What to produce: This task calls for copying every line in the data below that contains the word "JSON".

Supplied entries:
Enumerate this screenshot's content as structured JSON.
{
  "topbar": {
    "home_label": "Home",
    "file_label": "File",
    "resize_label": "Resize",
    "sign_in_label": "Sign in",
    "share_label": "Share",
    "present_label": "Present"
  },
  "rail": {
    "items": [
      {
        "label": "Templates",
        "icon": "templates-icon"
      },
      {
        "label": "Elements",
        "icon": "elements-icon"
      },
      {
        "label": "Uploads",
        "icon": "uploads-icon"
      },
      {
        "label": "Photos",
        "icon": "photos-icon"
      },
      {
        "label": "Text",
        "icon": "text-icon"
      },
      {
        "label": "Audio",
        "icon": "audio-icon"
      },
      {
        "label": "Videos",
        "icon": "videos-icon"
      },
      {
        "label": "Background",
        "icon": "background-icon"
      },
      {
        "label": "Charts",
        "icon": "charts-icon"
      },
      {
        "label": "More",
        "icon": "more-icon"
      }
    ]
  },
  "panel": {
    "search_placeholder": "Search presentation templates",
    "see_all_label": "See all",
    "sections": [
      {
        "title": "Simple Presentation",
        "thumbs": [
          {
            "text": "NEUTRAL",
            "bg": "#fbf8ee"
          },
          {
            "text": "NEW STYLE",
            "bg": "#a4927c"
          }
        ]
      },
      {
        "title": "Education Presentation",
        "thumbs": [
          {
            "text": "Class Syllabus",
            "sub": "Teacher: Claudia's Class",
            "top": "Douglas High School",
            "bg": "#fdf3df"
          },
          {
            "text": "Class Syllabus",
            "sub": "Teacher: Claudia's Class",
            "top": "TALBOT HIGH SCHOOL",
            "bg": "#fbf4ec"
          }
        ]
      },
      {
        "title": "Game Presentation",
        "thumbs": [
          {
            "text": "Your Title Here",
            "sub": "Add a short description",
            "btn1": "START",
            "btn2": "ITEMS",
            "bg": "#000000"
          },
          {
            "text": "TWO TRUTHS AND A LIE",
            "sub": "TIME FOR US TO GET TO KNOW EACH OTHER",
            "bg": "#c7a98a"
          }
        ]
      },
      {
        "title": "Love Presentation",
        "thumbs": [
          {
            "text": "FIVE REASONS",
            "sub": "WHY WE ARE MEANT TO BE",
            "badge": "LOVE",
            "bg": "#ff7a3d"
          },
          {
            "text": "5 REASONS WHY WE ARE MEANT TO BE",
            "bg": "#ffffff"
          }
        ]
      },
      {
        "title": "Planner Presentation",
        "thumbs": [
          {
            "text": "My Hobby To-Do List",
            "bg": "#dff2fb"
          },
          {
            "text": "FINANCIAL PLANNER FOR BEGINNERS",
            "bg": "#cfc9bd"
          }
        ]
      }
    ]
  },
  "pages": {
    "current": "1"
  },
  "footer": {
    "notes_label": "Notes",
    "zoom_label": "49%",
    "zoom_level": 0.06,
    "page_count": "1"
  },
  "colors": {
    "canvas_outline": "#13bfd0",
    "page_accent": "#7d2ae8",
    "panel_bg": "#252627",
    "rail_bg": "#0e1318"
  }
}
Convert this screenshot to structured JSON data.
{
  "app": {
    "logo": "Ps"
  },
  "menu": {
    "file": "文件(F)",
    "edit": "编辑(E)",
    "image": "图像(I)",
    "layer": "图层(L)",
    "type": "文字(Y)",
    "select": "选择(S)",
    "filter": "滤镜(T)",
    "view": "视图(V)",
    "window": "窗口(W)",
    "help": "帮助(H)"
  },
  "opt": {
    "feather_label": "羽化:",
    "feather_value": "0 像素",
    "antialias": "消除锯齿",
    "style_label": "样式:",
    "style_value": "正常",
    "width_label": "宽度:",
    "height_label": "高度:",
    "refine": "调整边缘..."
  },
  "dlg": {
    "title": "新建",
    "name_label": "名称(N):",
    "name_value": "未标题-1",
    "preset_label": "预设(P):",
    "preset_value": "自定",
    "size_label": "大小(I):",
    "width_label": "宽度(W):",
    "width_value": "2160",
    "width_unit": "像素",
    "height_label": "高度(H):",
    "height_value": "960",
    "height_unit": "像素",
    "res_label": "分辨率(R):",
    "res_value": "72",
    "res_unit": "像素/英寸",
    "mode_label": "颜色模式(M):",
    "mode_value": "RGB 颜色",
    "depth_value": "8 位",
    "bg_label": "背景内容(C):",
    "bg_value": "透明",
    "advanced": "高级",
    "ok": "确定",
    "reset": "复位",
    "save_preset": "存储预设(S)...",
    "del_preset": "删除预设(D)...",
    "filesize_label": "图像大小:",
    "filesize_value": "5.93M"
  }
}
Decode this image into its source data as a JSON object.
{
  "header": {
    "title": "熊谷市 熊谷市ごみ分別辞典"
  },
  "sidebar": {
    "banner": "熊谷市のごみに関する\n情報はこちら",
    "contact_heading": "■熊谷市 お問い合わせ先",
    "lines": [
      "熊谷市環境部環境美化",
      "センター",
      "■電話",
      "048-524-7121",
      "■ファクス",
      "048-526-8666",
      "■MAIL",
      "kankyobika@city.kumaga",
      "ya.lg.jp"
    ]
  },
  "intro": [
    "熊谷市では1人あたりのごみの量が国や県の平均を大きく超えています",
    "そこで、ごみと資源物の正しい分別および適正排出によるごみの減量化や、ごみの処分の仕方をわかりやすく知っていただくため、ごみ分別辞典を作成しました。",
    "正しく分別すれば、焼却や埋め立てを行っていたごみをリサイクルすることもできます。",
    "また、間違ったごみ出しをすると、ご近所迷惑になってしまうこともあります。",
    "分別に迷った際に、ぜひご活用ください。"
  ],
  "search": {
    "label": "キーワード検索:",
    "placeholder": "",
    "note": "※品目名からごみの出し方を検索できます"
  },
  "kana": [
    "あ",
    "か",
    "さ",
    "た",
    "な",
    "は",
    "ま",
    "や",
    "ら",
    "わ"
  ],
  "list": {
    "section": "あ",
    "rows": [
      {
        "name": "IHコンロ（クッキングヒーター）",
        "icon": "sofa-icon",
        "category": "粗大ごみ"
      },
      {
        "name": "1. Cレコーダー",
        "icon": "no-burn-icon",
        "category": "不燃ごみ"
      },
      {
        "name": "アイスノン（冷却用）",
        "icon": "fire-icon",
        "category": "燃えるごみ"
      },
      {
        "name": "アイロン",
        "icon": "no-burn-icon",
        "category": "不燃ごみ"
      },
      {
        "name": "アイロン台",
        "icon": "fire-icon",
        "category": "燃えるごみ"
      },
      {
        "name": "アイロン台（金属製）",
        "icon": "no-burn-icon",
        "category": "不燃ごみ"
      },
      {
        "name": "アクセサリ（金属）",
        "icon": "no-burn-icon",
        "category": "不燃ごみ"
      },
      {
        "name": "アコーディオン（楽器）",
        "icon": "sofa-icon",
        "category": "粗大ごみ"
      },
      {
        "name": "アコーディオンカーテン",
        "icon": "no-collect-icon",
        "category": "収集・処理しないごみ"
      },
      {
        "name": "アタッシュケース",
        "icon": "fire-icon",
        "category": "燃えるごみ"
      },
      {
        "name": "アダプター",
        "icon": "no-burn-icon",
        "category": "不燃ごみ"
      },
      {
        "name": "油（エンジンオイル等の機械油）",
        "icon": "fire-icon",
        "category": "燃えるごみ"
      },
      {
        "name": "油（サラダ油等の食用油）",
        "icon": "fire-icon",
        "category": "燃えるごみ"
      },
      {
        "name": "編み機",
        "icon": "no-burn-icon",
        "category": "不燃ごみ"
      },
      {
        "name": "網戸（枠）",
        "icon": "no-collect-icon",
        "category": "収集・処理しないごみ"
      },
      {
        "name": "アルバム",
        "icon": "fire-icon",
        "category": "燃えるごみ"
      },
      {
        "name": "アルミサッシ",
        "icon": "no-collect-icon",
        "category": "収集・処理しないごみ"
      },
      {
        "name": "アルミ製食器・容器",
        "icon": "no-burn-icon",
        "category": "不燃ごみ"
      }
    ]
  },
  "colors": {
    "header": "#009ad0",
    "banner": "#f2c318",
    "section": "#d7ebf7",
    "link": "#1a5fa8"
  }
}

Solved exercise:
Enumerate this screenshot's content as structured JSON.
Convert this screenshot to structured JSON data.
Decode this image into its source data as a JSON object.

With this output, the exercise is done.